**BRIEF**
Where does the string "close" appear in the records? Copy each line that holds it.

Data about app and page elements
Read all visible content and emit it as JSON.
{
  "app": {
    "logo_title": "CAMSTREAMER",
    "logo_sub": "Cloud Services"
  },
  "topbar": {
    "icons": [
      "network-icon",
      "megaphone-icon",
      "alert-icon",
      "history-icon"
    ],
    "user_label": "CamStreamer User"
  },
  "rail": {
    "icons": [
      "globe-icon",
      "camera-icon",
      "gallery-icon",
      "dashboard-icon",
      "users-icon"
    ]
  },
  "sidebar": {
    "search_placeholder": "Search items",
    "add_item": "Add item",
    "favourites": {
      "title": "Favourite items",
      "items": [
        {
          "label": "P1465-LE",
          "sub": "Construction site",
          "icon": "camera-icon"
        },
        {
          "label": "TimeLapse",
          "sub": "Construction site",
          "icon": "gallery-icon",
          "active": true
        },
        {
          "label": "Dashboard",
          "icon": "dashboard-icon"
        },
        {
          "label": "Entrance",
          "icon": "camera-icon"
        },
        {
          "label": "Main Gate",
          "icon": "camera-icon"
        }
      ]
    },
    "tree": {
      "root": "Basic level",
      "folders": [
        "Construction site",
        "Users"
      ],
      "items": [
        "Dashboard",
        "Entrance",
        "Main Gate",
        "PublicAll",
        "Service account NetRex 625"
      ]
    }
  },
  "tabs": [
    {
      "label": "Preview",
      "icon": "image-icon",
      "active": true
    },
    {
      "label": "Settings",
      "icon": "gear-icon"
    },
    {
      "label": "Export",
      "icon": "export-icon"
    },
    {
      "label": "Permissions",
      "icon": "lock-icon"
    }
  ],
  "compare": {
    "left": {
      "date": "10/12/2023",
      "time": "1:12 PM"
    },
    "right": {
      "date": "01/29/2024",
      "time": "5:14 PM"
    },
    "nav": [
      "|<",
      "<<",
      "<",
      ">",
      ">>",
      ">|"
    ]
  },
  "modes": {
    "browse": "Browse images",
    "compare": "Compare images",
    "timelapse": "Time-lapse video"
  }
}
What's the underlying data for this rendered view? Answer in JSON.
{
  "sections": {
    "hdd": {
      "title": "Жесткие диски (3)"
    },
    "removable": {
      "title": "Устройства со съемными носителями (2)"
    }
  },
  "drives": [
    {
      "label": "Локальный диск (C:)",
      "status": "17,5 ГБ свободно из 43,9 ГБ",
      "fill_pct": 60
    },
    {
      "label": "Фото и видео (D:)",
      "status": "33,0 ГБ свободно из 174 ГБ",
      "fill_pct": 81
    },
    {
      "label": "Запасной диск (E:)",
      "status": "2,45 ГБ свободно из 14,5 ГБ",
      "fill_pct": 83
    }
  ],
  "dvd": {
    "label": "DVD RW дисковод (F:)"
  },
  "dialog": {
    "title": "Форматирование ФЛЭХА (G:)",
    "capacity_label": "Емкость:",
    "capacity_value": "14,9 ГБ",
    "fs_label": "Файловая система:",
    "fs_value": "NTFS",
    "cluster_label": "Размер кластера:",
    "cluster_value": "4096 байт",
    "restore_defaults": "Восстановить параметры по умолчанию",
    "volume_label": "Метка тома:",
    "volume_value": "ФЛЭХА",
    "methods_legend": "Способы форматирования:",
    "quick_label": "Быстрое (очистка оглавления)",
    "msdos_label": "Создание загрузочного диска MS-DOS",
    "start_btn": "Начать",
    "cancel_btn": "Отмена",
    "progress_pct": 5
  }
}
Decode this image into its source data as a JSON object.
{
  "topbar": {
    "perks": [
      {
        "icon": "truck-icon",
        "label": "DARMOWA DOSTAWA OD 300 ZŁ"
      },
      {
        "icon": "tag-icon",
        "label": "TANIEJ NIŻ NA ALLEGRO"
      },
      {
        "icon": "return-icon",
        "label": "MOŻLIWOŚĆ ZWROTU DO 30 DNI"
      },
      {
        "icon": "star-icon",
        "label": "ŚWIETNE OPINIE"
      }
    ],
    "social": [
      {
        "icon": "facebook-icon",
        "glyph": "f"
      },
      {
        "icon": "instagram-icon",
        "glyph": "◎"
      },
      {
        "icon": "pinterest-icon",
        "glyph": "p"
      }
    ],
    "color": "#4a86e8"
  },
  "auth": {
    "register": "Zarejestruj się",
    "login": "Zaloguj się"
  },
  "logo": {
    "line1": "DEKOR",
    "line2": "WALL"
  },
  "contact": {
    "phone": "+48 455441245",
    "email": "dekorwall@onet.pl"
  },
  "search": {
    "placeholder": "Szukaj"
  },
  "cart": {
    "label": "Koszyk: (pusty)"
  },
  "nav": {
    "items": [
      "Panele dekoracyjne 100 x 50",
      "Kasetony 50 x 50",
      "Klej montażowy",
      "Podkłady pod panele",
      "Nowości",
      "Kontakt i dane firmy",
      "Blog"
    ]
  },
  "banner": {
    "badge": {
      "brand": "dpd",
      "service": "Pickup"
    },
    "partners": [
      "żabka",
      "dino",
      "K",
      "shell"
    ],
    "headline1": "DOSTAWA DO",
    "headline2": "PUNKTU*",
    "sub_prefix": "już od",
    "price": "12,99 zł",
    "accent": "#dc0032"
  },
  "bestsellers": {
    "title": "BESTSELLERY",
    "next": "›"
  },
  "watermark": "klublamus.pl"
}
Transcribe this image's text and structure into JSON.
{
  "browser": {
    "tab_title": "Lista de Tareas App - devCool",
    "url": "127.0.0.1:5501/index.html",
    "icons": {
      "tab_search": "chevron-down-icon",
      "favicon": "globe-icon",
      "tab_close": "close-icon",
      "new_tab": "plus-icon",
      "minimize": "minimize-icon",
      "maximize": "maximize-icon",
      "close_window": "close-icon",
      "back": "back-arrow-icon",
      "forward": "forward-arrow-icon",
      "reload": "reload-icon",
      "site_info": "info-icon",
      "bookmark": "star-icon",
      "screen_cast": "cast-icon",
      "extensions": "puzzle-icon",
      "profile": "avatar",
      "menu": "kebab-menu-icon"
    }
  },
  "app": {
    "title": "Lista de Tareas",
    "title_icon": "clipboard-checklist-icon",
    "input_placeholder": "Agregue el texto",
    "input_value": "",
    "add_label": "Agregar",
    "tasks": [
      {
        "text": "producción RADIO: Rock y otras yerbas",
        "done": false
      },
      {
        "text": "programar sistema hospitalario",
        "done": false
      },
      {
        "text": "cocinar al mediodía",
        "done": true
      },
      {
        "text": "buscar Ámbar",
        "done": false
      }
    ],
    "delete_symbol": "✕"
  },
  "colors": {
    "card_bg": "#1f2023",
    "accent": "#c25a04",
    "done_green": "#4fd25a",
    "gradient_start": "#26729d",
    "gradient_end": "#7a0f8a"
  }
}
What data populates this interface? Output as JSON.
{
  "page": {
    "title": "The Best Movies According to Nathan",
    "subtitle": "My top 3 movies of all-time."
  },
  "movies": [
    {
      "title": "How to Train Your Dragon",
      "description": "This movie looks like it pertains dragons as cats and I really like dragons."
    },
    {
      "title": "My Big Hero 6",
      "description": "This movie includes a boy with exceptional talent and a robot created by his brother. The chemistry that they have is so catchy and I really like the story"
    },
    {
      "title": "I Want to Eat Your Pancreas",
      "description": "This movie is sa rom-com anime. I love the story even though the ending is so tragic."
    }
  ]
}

**ANSWER AREA**
      "tab_close": "close-icon",
      "close_window": "close-icon",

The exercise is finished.